Texas native and acclaimed singer-songwriter William Clark Green joined us for a quick 5 Questions to dig into his recent and raved-about LP, Baker Hotel, and what it was like working with director Billy Cano on his cinematic new music video for the album’s title track, shot in Mineral Wells, TX. He also discussed the state of reflection that turning 35 has sparked in him (hint: it all comes back to “Bop” by Dan Seals), his work with the High Cotton Relief Fund, and why he loves the ruggedness of West Texas (most of the time).
5 Questions with William Clark Green by Sam Shansky
1) With the release of your new album Baker Hotel in the rearview, what’s currently on your mind, and what’s surprised you most about the feedback you’ve received?
With Baker Hotel in my rearview, I’m most excited about seeing where the album goes from here and whose lives it affects, but I’m also just as excited to start the next musical chapter of my life. The next record. I don’t know the name or how we are going to do it or even the songs that are going to be on it. That is exciting.
I’ve been most surprised about the creative feedback on this album. We stepped outside of the box on a lot of things and I think it has worked out for the better.
Bonus: For those unaware, what’s the story of the actual Baker Hotel in Mineral Wells, TX, and why is it significant to you?
It’s significant because the town of Mineral Wells has been in such need of excitement. After the military base left, the town suffered. With the renovation of the hotel, Main Street is starting to come around and the citizens of the town are so fired up. It’s awesome to help promote the town in a positive light and hopefully bring more attention to how cool of a place it is.

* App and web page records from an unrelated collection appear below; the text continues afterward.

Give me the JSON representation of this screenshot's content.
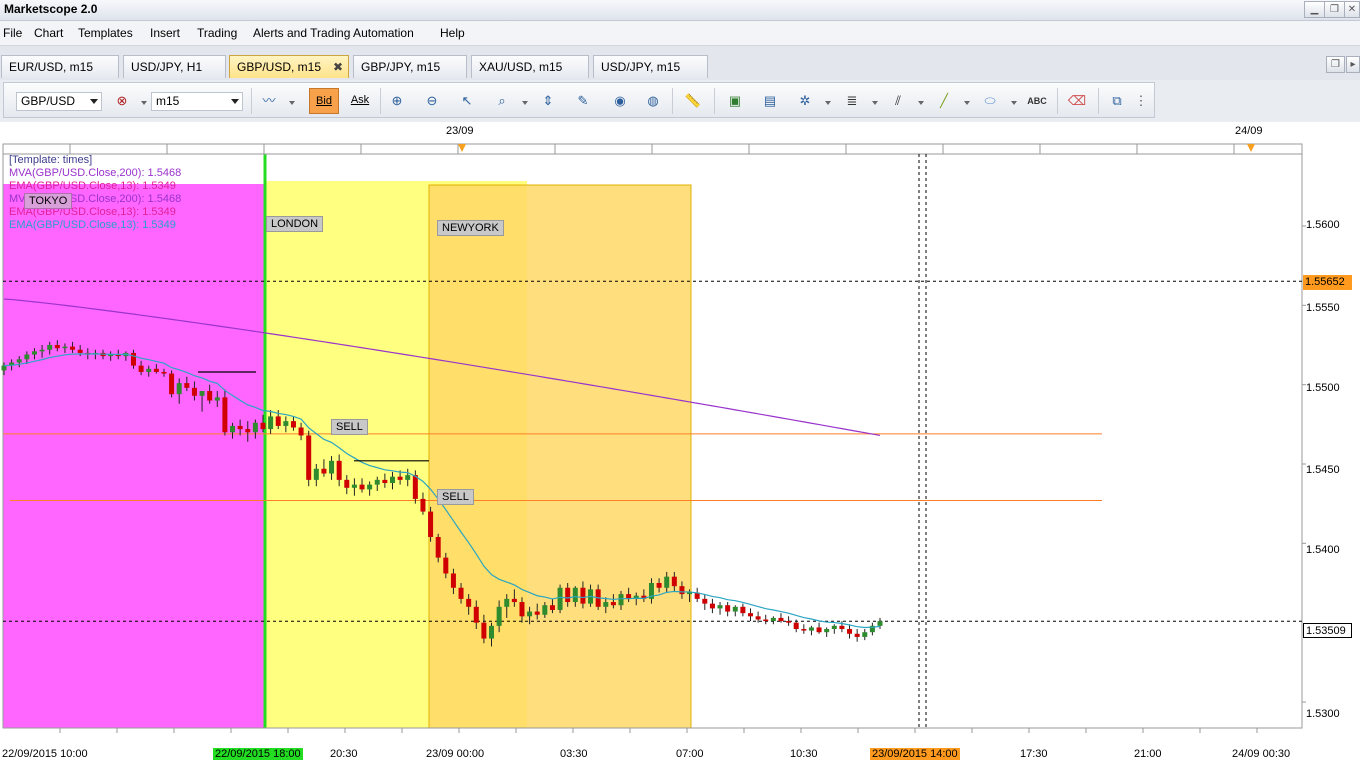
{
  "window": {
    "title": "Marketscope 2.0"
  },
  "menu": [
    "File",
    "Chart",
    "Templates",
    "Insert",
    "Trading",
    "Alerts and Trading Automation",
    "Help"
  ],
  "tabs": [
    {
      "label": "EUR/USD, m15"
    },
    {
      "label": "USD/JPY, H1"
    },
    {
      "label": "GBP/USD, m15",
      "close": "✖"
    },
    {
      "label": "GBP/JPY, m15"
    },
    {
      "label": "XAU/USD, m15"
    },
    {
      "label": "USD/JPY, m15"
    }
  ],
  "toolbar": {
    "symbol": "GBP/USD",
    "timeframe": "m15",
    "bid_label": "Bid",
    "ask_label": "Ask",
    "text_tool": "ABC"
  },
  "legend": [
    {
      "text": "[Template: times]",
      "color": "#3c3c8c"
    },
    {
      "text": "MVA(GBP/USD.Close,200): 1.5468",
      "color": "#9933cc"
    },
    {
      "text": "EMA(GBP/USD.Close,13): 1.5349",
      "color": "#e0209a"
    },
    {
      "text": "MVA(GBP/USD.Close,200): 1.5468",
      "color": "#9933cc"
    },
    {
      "text": "EMA(GBP/USD.Close,13): 1.5349",
      "color": "#e0209a"
    },
    {
      "text": "EMA(GBP/USD.Close,13): 1.5349",
      "color": "#2a9fc9"
    }
  ],
  "sessions": {
    "tokyo": "TOKYO",
    "london": "LONDON",
    "newyork": "NEWYORK"
  },
  "signals": {
    "sell1": "SELL",
    "sell2": "SELL"
  },
  "price_boxes": {
    "crosshair": "1.55652",
    "current": "1.53509"
  },
  "date_markers": {
    "top1": "23/09",
    "top2": "24/09"
  },
  "x_highlights": {
    "start": "22/09/2015 18:00",
    "end": "23/09/2015 14:00"
  },
  "colors": {
    "tokyo": "#ff66ff",
    "london": "#ffff80",
    "newyork": "#ffd966",
    "up": "#2e8b2e",
    "down": "#d00000",
    "ema": "#2aa5c2",
    "mva": "#9933cc",
    "level": "#ff7f27"
  },
  "chart_data": {
    "type": "candlestick",
    "y_ticks": [
      "1.5600",
      "1.5550",
      "1.5500",
      "1.5450",
      "1.5400",
      "1.5300"
    ],
    "x_ticks": [
      "22/09/2015 10:00",
      "22/09/2015 18:00",
      "20:30",
      "23/09 00:00",
      "03:30",
      "07:00",
      "10:30",
      "23/09/2015 14:00",
      "17:30",
      "21:00",
      "24/09 00:30"
    ],
    "ylim": [
      1.5285,
      1.565
    ],
    "candles": [
      [
        1.5509,
        1.5514,
        1.5506,
        1.5512
      ],
      [
        1.5512,
        1.5516,
        1.5509,
        1.5514
      ],
      [
        1.5514,
        1.5518,
        1.5511,
        1.5516
      ],
      [
        1.5516,
        1.5521,
        1.5513,
        1.5519
      ],
      [
        1.5519,
        1.5523,
        1.5516,
        1.5521
      ],
      [
        1.5521,
        1.5525,
        1.5517,
        1.5522
      ],
      [
        1.5522,
        1.5527,
        1.5519,
        1.5525
      ],
      [
        1.5525,
        1.5528,
        1.5521,
        1.5523
      ],
      [
        1.5523,
        1.5526,
        1.552,
        1.5524
      ],
      [
        1.5524,
        1.5527,
        1.552,
        1.5522
      ],
      [
        1.5522,
        1.5525,
        1.5518,
        1.552
      ],
      [
        1.552,
        1.5523,
        1.5516,
        1.5519
      ],
      [
        1.5519,
        1.5522,
        1.5516,
        1.552
      ],
      [
        1.552,
        1.5522,
        1.5516,
        1.5518
      ],
      [
        1.5518,
        1.5521,
        1.5515,
        1.5519
      ],
      [
        1.5519,
        1.5522,
        1.5516,
        1.5518
      ],
      [
        1.5518,
        1.5521,
        1.5515,
        1.552
      ],
      [
        1.552,
        1.5522,
        1.551,
        1.5512
      ],
      [
        1.5512,
        1.5515,
        1.5506,
        1.5508
      ],
      [
        1.5508,
        1.5512,
        1.5505,
        1.551
      ],
      [
        1.551,
        1.5513,
        1.5507,
        1.5508
      ],
      [
        1.5508,
        1.551,
        1.5505,
        1.5507
      ],
      [
        1.5507,
        1.5509,
        1.5492,
        1.5494
      ],
      [
        1.5494,
        1.5504,
        1.5488,
        1.5501
      ],
      [
        1.5501,
        1.5505,
        1.5496,
        1.5498
      ],
      [
        1.5498,
        1.5502,
        1.549,
        1.5493
      ],
      [
        1.5493,
        1.5496,
        1.5483,
        1.5496
      ],
      [
        1.5496,
        1.55,
        1.5488,
        1.549
      ],
      [
        1.549,
        1.5496,
        1.5486,
        1.5492
      ],
      [
        1.5492,
        1.5497,
        1.5468,
        1.547
      ],
      [
        1.547,
        1.5476,
        1.5466,
        1.5474
      ],
      [
        1.5474,
        1.5478,
        1.5468,
        1.5472
      ],
      [
        1.5472,
        1.5477,
        1.5464,
        1.547
      ],
      [
        1.547,
        1.5478,
        1.5466,
        1.5476
      ],
      [
        1.5476,
        1.5481,
        1.547,
        1.5472
      ],
      [
        1.5472,
        1.5484,
        1.5469,
        1.548
      ],
      [
        1.548,
        1.5484,
        1.5472,
        1.5474
      ],
      [
        1.5474,
        1.548,
        1.547,
        1.5477
      ],
      [
        1.5477,
        1.548,
        1.5471,
        1.5473
      ],
      [
        1.5473,
        1.5476,
        1.5465,
        1.5468
      ],
      [
        1.5468,
        1.5471,
        1.5436,
        1.544
      ],
      [
        1.544,
        1.545,
        1.5436,
        1.5447
      ],
      [
        1.5447,
        1.5453,
        1.5442,
        1.5444
      ],
      [
        1.5444,
        1.5455,
        1.544,
        1.5452
      ],
      [
        1.5452,
        1.5456,
        1.5436,
        1.544
      ],
      [
        1.544,
        1.5443,
        1.5431,
        1.5435
      ],
      [
        1.5435,
        1.5441,
        1.543,
        1.5437
      ],
      [
        1.5437,
        1.5441,
        1.5432,
        1.5434
      ],
      [
        1.5434,
        1.5439,
        1.543,
        1.5437
      ],
      [
        1.5437,
        1.5442,
        1.5433,
        1.544
      ],
      [
        1.544,
        1.5444,
        1.5435,
        1.5438
      ],
      [
        1.5438,
        1.5445,
        1.5434,
        1.5442
      ],
      [
        1.5442,
        1.5446,
        1.5437,
        1.544
      ],
      [
        1.544,
        1.5447,
        1.5436,
        1.5443
      ],
      [
        1.5443,
        1.5446,
        1.5425,
        1.5428
      ],
      [
        1.5428,
        1.5432,
        1.5418,
        1.542
      ],
      [
        1.542,
        1.5423,
        1.5401,
        1.5404
      ],
      [
        1.5404,
        1.5406,
        1.5388,
        1.5391
      ],
      [
        1.5391,
        1.5394,
        1.5378,
        1.5381
      ],
      [
        1.5381,
        1.5384,
        1.5368,
        1.5372
      ],
      [
        1.5372,
        1.5375,
        1.5362,
        1.5365
      ],
      [
        1.5365,
        1.5368,
        1.5355,
        1.536
      ],
      [
        1.536,
        1.5364,
        1.5346,
        1.535
      ],
      [
        1.535,
        1.5355,
        1.5337,
        1.534
      ],
      [
        1.534,
        1.535,
        1.5335,
        1.5348
      ],
      [
        1.5348,
        1.5364,
        1.5344,
        1.536
      ],
      [
        1.536,
        1.5368,
        1.5353,
        1.5365
      ],
      [
        1.5365,
        1.5371,
        1.536,
        1.5363
      ],
      [
        1.5363,
        1.5366,
        1.535,
        1.5354
      ],
      [
        1.5354,
        1.536,
        1.5349,
        1.5357
      ],
      [
        1.5357,
        1.5362,
        1.5352,
        1.5355
      ],
      [
        1.5355,
        1.5363,
        1.5353,
        1.5361
      ],
      [
        1.5361,
        1.5365,
        1.5356,
        1.5358
      ],
      [
        1.5358,
        1.5374,
        1.5356,
        1.5372
      ],
      [
        1.5372,
        1.5375,
        1.536,
        1.5363
      ],
      [
        1.5363,
        1.5373,
        1.536,
        1.5372
      ],
      [
        1.5372,
        1.5376,
        1.5359,
        1.5362
      ],
      [
        1.5362,
        1.5374,
        1.536,
        1.5371
      ],
      [
        1.5371,
        1.5374,
        1.5358,
        1.536
      ],
      [
        1.536,
        1.5366,
        1.5356,
        1.5363
      ],
      [
        1.5363,
        1.5368,
        1.5359,
        1.5361
      ],
      [
        1.5361,
        1.537,
        1.5358,
        1.5368
      ],
      [
        1.5368,
        1.5372,
        1.5363,
        1.5365
      ],
      [
        1.5365,
        1.5369,
        1.5361,
        1.5367
      ],
      [
        1.5367,
        1.5371,
        1.5363,
        1.5365
      ],
      [
        1.5365,
        1.5378,
        1.5362,
        1.5375
      ],
      [
        1.5375,
        1.5378,
        1.5369,
        1.5372
      ],
      [
        1.5372,
        1.5382,
        1.5369,
        1.5379
      ],
      [
        1.5379,
        1.5382,
        1.537,
        1.5373
      ],
      [
        1.5373,
        1.5376,
        1.5365,
        1.5368
      ],
      [
        1.5368,
        1.5371,
        1.5363,
        1.5369
      ],
      [
        1.5369,
        1.5372,
        1.5363,
        1.5365
      ],
      [
        1.5365,
        1.5368,
        1.5358,
        1.5362
      ],
      [
        1.5362,
        1.5365,
        1.5356,
        1.5359
      ],
      [
        1.5359,
        1.5363,
        1.5355,
        1.5361
      ],
      [
        1.5361,
        1.5363,
        1.5354,
        1.5357
      ],
      [
        1.5357,
        1.5361,
        1.5354,
        1.536
      ],
      [
        1.536,
        1.5362,
        1.5354,
        1.5356
      ],
      [
        1.5356,
        1.5359,
        1.5351,
        1.5354
      ],
      [
        1.5354,
        1.5357,
        1.535,
        1.5352
      ],
      [
        1.5352,
        1.5355,
        1.5349,
        1.5351
      ],
      [
        1.5351,
        1.5354,
        1.5349,
        1.5353
      ],
      [
        1.5353,
        1.5356,
        1.535,
        1.5351
      ],
      [
        1.5351,
        1.5354,
        1.5348,
        1.535
      ],
      [
        1.535,
        1.5352,
        1.5344,
        1.5346
      ],
      [
        1.5346,
        1.5349,
        1.5343,
        1.5345
      ],
      [
        1.5345,
        1.5348,
        1.5342,
        1.5347
      ],
      [
        1.5347,
        1.535,
        1.5343,
        1.5344
      ],
      [
        1.5344,
        1.5347,
        1.5341,
        1.5346
      ],
      [
        1.5346,
        1.5349,
        1.5343,
        1.5348
      ],
      [
        1.5348,
        1.5351,
        1.5344,
        1.5346
      ],
      [
        1.5346,
        1.5349,
        1.534,
        1.5343
      ],
      [
        1.5343,
        1.5346,
        1.5338,
        1.5341
      ],
      [
        1.5341,
        1.5346,
        1.5339,
        1.5344
      ],
      [
        1.5344,
        1.535,
        1.5342,
        1.5348
      ],
      [
        1.5348,
        1.5353,
        1.5346,
        1.5351
      ]
    ],
    "ema13_end": 1.5349,
    "mva200_end": 1.5468,
    "levels": [
      1.5469,
      1.5427
    ],
    "crosshair_price": 1.55652,
    "current_price": 1.53509
  }
}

2) Please tell us about the making of your epic new “Baker Hotel” music video, directed by Billy Cano and Corte Video. What was that production experience like for you, and do you have a favorite moment you could share?
It was expensive!!! No, in all seriousness, I love working with Billy. He is able to see my vision and take out all the bad ideas, ha. He and I both have an “all in” mentality, and working with him could not be easier. I hope we can continue to work together. He is a true professional.
The favorite moment for me was working with the kids. Their spirit and energy during the long days kept everyone going.
3) You’ve spoken a bit about the state of reflection that turning 35 has sparked in you. Could you briefly assess the impact that growing up in the late 80s/early 90s has had on your musical career, specifically on this new record?
Man, great question. Well, I have seen country music change its sound about 14 times. That has to be the most impactful thing for me. From my dad listing to Dan Seals’ “Bop” to Keith Urban bringing in Australian rock and roll when I was in high school. I love the guys that keep it traditional and I have learned to love the guys that step outside of the box. I think the artists that I love have influenced me as much as the ones I don’t in the last 35 years. The older I get the more I like the song “Bop,” which I used to hate when I was a kid. Now I sing the shit out of it. Just like us, music constantly evolves, and I think you are getting my 35 years of evolution on this album.
4) What’s something that most folks don’t know about you that you’d be willing to tell?
I’ve never done a drug, including marijuana. If you count alcohol as a drug, I’ve definitely done that ha.
5) Could you please share about the High Cotton Relief Fund and your work together?
The High Cotton Relief Fund is a foundation I started to help out cotton farmers in need. For example, if a farmer dies or gets injured during stripping season (harvest) all of his neighbors typically help out. We send a diesel truck and fill their tractors up for free. We help people who are helping people.
Bonus: You have a farm in Eastland, TX. What sort of farm is it, and what about that lifestyle appeals to you most?
I have seven mama cows, one donkey (Fiona), and one mini donkey (mini Jenni). The 160-acre farm is split between me and my uncle and was passed down from my great grandfather. It is in Eastland county and it has my heart. I love the ruggedness of West Texas (most of the time) but most importantly, the people.
Bonus: What injustices specific to Texas have been pressing your mind lately, and what do you propose folks do to help?
I think all of the children have suffered due to school lockdowns during Covid. Speech and education have been delayed. I think working with the school board to try to get kids back on track would be a great start.